ACTIVITY >> The records that follow are to be given again exactly.

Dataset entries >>
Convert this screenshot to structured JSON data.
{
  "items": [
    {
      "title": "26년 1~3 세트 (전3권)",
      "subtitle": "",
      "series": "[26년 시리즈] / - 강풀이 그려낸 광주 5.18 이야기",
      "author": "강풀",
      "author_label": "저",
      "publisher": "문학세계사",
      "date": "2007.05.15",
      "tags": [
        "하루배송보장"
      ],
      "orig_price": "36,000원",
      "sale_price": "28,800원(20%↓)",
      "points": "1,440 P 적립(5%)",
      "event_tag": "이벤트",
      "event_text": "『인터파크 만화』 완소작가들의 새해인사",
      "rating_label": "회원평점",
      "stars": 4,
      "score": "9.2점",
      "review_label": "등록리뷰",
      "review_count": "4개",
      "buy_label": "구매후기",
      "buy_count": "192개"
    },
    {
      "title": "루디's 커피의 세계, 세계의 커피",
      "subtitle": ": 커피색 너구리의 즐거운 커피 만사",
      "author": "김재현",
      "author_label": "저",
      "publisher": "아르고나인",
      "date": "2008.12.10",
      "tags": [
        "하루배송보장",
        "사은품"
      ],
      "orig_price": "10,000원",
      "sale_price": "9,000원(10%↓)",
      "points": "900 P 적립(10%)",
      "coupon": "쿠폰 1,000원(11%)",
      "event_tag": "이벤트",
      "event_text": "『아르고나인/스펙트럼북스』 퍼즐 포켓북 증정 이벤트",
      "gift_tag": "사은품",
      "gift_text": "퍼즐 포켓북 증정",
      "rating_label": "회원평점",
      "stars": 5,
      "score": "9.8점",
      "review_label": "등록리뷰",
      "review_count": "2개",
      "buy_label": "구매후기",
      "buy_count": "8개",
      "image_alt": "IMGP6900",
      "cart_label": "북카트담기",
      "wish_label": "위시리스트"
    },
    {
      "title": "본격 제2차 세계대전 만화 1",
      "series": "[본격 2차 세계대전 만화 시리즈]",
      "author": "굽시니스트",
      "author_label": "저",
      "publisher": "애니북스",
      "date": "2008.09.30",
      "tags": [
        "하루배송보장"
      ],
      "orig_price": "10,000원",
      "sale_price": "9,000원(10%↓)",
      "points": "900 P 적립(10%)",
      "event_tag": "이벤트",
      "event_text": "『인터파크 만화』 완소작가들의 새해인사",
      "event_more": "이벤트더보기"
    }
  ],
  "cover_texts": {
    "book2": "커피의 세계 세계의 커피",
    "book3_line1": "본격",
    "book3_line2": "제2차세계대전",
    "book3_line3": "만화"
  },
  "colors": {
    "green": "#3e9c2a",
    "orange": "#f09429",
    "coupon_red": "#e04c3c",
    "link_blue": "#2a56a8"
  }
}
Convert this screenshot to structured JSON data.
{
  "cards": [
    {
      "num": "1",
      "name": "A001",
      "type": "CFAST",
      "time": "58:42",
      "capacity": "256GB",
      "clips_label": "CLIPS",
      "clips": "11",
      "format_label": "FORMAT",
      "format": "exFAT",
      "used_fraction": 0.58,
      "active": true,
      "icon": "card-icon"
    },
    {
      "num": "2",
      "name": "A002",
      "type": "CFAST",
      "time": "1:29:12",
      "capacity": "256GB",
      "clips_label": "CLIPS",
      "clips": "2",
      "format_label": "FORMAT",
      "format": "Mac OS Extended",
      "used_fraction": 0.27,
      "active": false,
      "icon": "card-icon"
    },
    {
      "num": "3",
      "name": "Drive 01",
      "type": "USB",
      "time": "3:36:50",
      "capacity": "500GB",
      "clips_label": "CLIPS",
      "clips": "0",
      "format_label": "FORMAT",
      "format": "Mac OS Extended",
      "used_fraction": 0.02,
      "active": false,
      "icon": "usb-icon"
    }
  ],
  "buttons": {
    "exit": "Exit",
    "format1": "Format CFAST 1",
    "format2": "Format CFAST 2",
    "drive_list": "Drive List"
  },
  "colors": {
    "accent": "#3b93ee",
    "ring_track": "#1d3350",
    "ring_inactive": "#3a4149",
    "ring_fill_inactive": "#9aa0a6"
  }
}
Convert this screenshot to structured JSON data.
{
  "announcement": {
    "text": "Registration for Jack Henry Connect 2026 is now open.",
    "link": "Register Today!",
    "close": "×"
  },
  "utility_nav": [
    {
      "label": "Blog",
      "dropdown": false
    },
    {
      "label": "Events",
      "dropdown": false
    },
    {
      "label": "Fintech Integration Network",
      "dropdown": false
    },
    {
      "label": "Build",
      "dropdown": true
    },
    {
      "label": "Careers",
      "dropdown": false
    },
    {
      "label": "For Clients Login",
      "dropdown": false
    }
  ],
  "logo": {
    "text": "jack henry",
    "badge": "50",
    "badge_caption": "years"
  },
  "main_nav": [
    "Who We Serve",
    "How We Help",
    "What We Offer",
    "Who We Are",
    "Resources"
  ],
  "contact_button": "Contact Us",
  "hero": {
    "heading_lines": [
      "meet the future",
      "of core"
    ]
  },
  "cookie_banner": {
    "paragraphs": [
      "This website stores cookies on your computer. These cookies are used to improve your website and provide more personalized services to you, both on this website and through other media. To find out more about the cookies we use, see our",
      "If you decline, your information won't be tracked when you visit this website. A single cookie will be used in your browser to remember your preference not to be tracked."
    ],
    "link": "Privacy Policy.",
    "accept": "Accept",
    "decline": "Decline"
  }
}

ANSWER AREA >>
Convert this screenshot to structured JSON data.
{
  "items": [
    {
      "title": "26년 1~3 세트 (전3권)",
      "subtitle": "",
      "series": "[26년 시리즈] / - 강풀이 그려낸 광주 5.18 이야기",
      "author": "강풀",
      "author_label": "저",
      "publisher": "문학세계사",
      "date": "2007.05.15",
      "tags": [
        "하루배송보장"
      ],
      "orig_price": "36,000원",
      "sale_price": "28,800원(20%↓)",
      "points": "1,440 P 적립(5%)",
      "event_tag": "이벤트",
      "event_text": "『인터파크 만화』 완소작가들의 새해인사",
      "rating_label": "회원평점",
      "stars": 4,
      "score": "9.2점",
      "review_label": "등록리뷰",
      "review_count": "4개",
      "buy_label": "구매후기",
      "buy_count": "192개"
    },
    {
      "title": "루디's 커피의 세계, 세계의 커피",
      "subtitle": ": 커피색 너구리의 즐거운 커피 만사",
      "author": "김재현",
      "author_label": "저",
      "publisher": "아르고나인",
      "date": "2008.12.10",
      "tags": [
        "하루배송보장",
        "사은품"
      ],
      "orig_price": "10,000원",
      "sale_price": "9,000원(10%↓)",
      "points": "900 P 적립(10%)",
      "coupon": "쿠폰 1,000원(11%)",
      "event_tag": "이벤트",
      "event_text": "『아르고나인/스펙트럼북스』 퍼즐 포켓북 증정 이벤트",
      "gift_tag": "사은품",
      "gift_text": "퍼즐 포켓북 증정",
      "rating_label": "회원평점",
      "stars": 5,
      "score": "9.8점",
      "review_label": "등록리뷰",
      "review_count": "2개",
      "buy_label": "구매후기",
      "buy_count": "8개",
      "image_alt": "IMGP6900",
      "cart_label": "북카트담기",
      "wish_label": "위시리스트"
    },
    {
      "title": "본격 제2차 세계대전 만화 1",
      "series": "[본격 2차 세계대전 만화 시리즈]",
      "author": "굽시니스트",
      "author_label": "저",
      "publisher": "애니북스",
      "date": "2008.09.30",
      "tags": [
        "하루배송보장"
      ],
      "orig_price": "10,000원",
      "sale_price": "9,000원(10%↓)",
      "points": "900 P 적립(10%)",
      "event_tag": "이벤트",
      "event_text": "『인터파크 만화』 완소작가들의 새해인사",
      "event_more": "이벤트더보기"
    }
  ],
  "cover_texts": {
    "book2": "커피의 세계 세계의 커피",
    "book3_line1": "본격",
    "book3_line2": "제2차세계대전",
    "book3_line3": "만화"
  },
  "colors": {
    "green": "#3e9c2a",
    "orange": "#f09429",
    "coupon_red": "#e04c3c",
    "link_blue": "#2a56a8"
  }
}
Convert this screenshot to structured JSON data.
{
  "cards": [
    {
      "num": "1",
      "name": "A001",
      "type": "CFAST",
      "time": "58:42",
      "capacity": "256GB",
      "clips_label": "CLIPS",
      "clips": "11",
      "format_label": "FORMAT",
      "format": "exFAT",
      "used_fraction": 0.58,
      "active": true,
      "icon": "card-icon"
    },
    {
      "num": "2",
      "name": "A002",
      "type": "CFAST",
      "time": "1:29:12",
      "capacity": "256GB",
      "clips_label": "CLIPS",
      "clips": "2",
      "format_label": "FORMAT",
      "format": "Mac OS Extended",
      "used_fraction": 0.27,
      "active": false,
      "icon": "card-icon"
    },
    {
      "num": "3",
      "name": "Drive 01",
      "type": "USB",
      "time": "3:36:50",
      "capacity": "500GB",
      "clips_label": "CLIPS",
      "clips": "0",
      "format_label": "FORMAT",
      "format": "Mac OS Extended",
      "used_fraction": 0.02,
      "active": false,
      "icon": "usb-icon"
    }
  ],
  "buttons": {
    "exit": "Exit",
    "format1": "Format CFAST 1",
    "format2": "Format CFAST 2",
    "drive_list": "Drive List"
  },
  "colors": {
    "accent": "#3b93ee",
    "ring_track": "#1d3350",
    "ring_inactive": "#3a4149",
    "ring_fill_inactive": "#9aa0a6"
  }
}
Convert this screenshot to structured JSON data.
{
  "announcement": {
    "text": "Registration for Jack Henry Connect 2026 is now open.",
    "link": "Register Today!",
    "close": "×"
  },
  "utility_nav": [
    {
      "label": "Blog",
      "dropdown": false
    },
    {
      "label": "Events",
      "dropdown": false
    },
    {
      "label": "Fintech Integration Network",
      "dropdown": false
    },
    {
      "label": "Build",
      "dropdown": true
    },
    {
      "label": "Careers",
      "dropdown": false
    },
    {
      "label": "For Clients Login",
      "dropdown": false
    }
  ],
  "logo": {
    "text": "jack henry",
    "badge": "50",
    "badge_caption": "years"
  },
  "main_nav": [
    "Who We Serve",
    "How We Help",
    "What We Offer",
    "Who We Are",
    "Resources"
  ],
  "contact_button": "Contact Us",
  "hero": {
    "heading_lines": [
      "meet the future",
      "of core"
    ]
  },
  "cookie_banner": {
    "paragraphs": [
      "This website stores cookies on your computer. These cookies are used to improve your website and provide more personalized services to you, both on this website and through other media. To find out more about the cookies we use, see our",
      "If you decline, your information won't be tracked when you visit this website. A single cookie will be used in your browser to remember your preference not to be tracked."
    ],
    "link": "Privacy Policy.",
    "accept": "Accept",
    "decline": "Decline"
  }
}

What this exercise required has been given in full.